PROBLEM REQUIREMENTS
Across the entries below, count the lines that contain the word "screenshot" and reply with that number only.

RECORDS SUPPLIED

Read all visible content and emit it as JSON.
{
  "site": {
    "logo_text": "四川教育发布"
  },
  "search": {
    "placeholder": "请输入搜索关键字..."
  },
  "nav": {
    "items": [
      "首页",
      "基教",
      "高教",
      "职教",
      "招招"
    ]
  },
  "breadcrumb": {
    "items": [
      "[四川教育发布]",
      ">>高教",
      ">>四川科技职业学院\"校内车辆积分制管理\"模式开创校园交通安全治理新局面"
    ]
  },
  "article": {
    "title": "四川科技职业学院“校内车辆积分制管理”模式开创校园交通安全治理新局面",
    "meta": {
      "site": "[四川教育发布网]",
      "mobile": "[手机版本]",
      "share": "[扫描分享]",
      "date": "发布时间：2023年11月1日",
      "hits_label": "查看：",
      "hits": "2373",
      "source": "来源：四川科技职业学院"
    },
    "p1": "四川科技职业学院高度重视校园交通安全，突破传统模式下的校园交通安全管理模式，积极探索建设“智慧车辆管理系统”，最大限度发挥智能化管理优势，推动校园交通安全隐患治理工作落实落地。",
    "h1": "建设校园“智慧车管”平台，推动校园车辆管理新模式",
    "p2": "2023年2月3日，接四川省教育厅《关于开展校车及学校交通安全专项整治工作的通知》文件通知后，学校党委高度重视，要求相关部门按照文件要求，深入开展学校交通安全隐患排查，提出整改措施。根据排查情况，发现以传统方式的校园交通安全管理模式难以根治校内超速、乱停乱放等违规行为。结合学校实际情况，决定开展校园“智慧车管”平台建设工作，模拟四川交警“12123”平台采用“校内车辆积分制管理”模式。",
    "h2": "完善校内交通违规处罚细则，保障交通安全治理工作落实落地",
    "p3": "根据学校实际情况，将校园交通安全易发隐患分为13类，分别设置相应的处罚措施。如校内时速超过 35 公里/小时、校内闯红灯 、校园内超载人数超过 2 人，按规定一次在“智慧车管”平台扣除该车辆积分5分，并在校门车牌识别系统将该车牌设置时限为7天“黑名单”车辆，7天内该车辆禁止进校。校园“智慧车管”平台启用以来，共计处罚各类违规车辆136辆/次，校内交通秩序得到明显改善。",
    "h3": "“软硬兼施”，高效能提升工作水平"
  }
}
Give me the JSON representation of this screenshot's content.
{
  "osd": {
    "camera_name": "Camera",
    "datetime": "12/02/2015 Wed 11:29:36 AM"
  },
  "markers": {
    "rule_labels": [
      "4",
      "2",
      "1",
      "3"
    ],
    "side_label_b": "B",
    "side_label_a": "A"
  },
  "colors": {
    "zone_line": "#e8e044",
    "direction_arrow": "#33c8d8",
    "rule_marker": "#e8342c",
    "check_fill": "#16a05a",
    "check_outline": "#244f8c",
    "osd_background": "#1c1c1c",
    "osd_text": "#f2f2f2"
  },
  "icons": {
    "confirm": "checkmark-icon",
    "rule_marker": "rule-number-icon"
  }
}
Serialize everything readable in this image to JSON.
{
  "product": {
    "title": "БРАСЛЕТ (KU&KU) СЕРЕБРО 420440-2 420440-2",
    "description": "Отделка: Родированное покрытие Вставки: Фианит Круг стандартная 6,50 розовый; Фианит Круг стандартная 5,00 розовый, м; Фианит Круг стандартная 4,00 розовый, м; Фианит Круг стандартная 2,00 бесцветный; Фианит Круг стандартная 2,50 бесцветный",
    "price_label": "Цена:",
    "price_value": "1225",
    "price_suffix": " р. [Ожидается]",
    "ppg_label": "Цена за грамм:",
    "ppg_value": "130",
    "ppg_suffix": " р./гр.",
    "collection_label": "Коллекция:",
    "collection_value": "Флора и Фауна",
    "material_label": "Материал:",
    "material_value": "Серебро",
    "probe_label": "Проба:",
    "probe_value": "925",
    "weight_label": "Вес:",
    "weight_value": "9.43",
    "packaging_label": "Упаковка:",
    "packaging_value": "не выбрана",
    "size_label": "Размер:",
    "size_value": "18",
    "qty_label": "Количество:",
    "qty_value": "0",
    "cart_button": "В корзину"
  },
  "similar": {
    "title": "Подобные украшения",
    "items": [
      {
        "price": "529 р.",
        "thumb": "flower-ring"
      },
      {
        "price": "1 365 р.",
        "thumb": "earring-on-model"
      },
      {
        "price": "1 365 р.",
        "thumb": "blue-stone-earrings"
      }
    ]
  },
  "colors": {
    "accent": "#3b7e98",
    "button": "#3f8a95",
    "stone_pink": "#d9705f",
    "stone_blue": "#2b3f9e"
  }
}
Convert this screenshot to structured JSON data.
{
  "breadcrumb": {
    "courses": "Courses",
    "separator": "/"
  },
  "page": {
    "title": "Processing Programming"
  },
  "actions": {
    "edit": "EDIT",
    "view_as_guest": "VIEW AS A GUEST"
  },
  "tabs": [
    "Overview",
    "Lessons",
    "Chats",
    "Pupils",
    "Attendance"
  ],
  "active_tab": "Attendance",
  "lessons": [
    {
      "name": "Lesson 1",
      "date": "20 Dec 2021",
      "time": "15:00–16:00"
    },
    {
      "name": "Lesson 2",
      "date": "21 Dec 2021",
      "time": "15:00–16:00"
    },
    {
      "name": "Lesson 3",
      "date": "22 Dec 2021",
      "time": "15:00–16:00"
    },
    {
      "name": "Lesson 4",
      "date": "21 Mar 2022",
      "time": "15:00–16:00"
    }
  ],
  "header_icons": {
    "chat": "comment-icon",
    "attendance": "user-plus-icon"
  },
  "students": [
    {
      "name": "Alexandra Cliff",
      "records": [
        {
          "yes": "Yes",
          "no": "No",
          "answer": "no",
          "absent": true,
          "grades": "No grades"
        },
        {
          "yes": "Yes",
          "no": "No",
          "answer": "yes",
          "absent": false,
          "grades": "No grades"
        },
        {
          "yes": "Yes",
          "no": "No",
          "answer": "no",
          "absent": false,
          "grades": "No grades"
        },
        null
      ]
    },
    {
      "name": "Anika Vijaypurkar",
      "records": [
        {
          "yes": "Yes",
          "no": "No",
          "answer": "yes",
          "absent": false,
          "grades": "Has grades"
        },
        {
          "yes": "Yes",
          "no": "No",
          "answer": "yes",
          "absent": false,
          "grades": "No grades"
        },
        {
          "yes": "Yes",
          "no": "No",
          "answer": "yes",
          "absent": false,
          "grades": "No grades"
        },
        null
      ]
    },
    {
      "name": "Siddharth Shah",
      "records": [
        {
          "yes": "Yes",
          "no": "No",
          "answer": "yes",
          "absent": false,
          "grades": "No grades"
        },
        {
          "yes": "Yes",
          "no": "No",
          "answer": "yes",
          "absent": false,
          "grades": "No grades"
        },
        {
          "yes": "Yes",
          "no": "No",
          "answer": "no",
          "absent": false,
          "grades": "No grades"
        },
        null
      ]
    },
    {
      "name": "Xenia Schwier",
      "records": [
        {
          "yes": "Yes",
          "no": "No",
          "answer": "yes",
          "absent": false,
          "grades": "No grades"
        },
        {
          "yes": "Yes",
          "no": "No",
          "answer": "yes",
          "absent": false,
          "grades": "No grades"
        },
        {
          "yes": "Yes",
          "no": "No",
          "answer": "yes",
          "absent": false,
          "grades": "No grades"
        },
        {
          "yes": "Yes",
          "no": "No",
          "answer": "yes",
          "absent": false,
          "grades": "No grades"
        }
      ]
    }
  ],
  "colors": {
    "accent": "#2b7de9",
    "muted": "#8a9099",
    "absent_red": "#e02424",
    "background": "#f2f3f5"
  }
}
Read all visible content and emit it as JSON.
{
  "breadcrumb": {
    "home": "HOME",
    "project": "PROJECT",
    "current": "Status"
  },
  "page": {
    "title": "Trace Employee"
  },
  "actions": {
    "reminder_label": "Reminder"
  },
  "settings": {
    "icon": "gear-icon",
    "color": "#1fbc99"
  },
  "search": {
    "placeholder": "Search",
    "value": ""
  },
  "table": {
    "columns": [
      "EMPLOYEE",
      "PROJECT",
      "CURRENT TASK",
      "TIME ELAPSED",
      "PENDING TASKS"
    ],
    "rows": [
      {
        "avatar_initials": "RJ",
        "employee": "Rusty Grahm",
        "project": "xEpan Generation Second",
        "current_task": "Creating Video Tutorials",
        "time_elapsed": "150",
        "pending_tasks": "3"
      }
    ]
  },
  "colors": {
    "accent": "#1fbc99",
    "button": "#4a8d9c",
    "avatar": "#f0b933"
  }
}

WRITTEN SOLUTION
2